Trevor in India

Dr Nicholls participated in a meeting for a pilot value chain project, which CABI plans to launch in India. The project will put in place an end-to-end value chain for the Farmer Producer Organisation focusing on fruit and vegetables. Support will include capacity building, food processing and marketing. The project also aims to attract private sector agribusinesses as corporate buyers. Comprehensive ICT and support from Plantwise will form an important part of the project.

At a Plantwise e-plant clinic run by the M.S. Swaminathan Research Foundation in Puducherry, Dr Nicholls observed operations and spoke with plant doctors and visiting farmers, who explained their crop health problems, symptoms and treatment options.
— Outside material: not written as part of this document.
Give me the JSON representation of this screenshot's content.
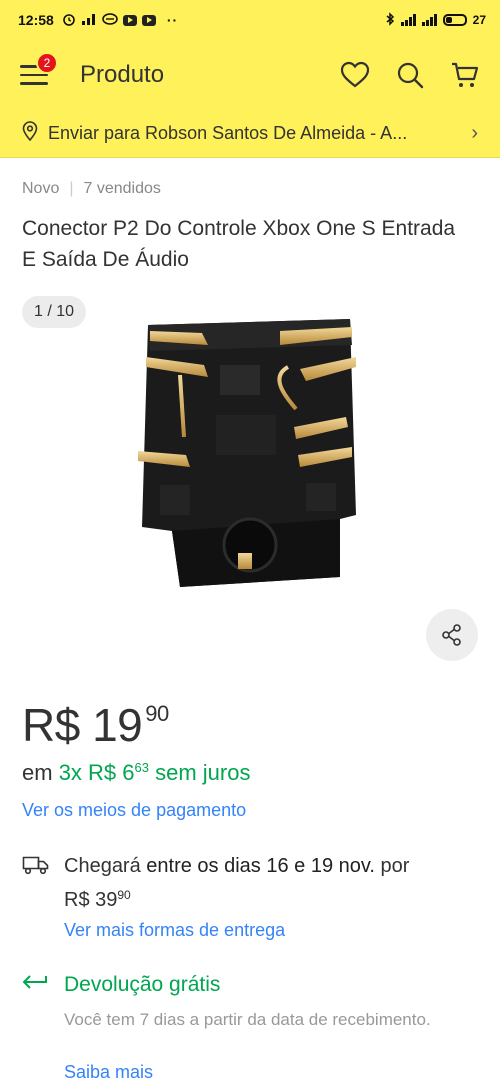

At e-clinics, information and advice on crop health is delivered via text messages to smallholders in remote locations. Farmers expressed how frequent visits to plant clinics are helping them receive advice, which benefits their crop production and livelihoods.

Trevor at a plant clinic in India

Closing his visit, Dr Nicholls expressed his appreciation for the work being done, and praised the efforts of CABI staff and partners, encouraging them to continue the good work and reach even more smallholder farmers. He said, "My visit was really inspirational in showing the innovative capacity of smallholder farmers and their desire to make a better living from their work, as well as enabling me to see at first hand how CABI is helping them."

For all our latest news, click here.

Seeing is Believing - empowering farmers with smartphone imaging

Many farmers in the northern Indian states of Haryana and Punjab still rely on inefficient agricultural practices that are ill adapted to climate change. Data can help them. Customised advice, based on localised weather and soil data, pests and diseases, as well as input availability, can improve management practices, productivity and... >>

GIZ Crop Protection Baseline Study

Pests and diseases often limit how much smallholder famers can produce. They affect crops both pre and post-harvest by reducing their value or making them unsafe for human consumption. Farmers try to reduce losses through a range of techniques, some of which have human or environmental health impacts. This project aims to understand and report on... >>

Producing fruit crops through innovative and market-orientated IPM in Vietnam

The project focuses on the Integrated Pest Management (IPM) of four key economically important crops: dragon fruit, mango, longan and lichi for export to markets in the USA. It addresses the important production-limiting pests and diseases and their management. Specifically, practises based on ecologically sound IPM strategies and the use of a... >>

Gender and the Legume Alliance

Legume crops play a key role in household nutritional security and incomes but production is in decline. To rectify this, the Legume Alliance is trying to get information about growing common beans into as many smallholder farming households in Ghana and Tanzania as possible. This work will also look at information targeting different gender... >>

Simulation - taking plant health training to the next level

People in developing countries depend on what they can grow and sell so require a lot of plant health knowledge. The CABI-led Plantwise programme delivers plant health advice to farmers. Trained plant doctors diagnose the problems and advise on ways to manage them. Simulations are a new way to deliver training and information to plant doctors in a... >>

Building capacity for directly planted rice

As a very important crop in India, the growing of rice and tackling pests and diseases is given lots of attention. Rice that’s planted directly into the field cuts effort and water consumption but increases the likelihood of pest damage. Our aim therefore is to develop a sustainable and scalable system of plant health management, especially for... >>

Promoting sustainable tea production in India

India is the second largest producer and exporter of tea in the world and it can be a powerful engine for development. However, tea crops here suffer from a range of pests and diseases. Pesticides are the main management solution but this results in increased production costs and potential risks to human health. So, we undertook a major scientific... >>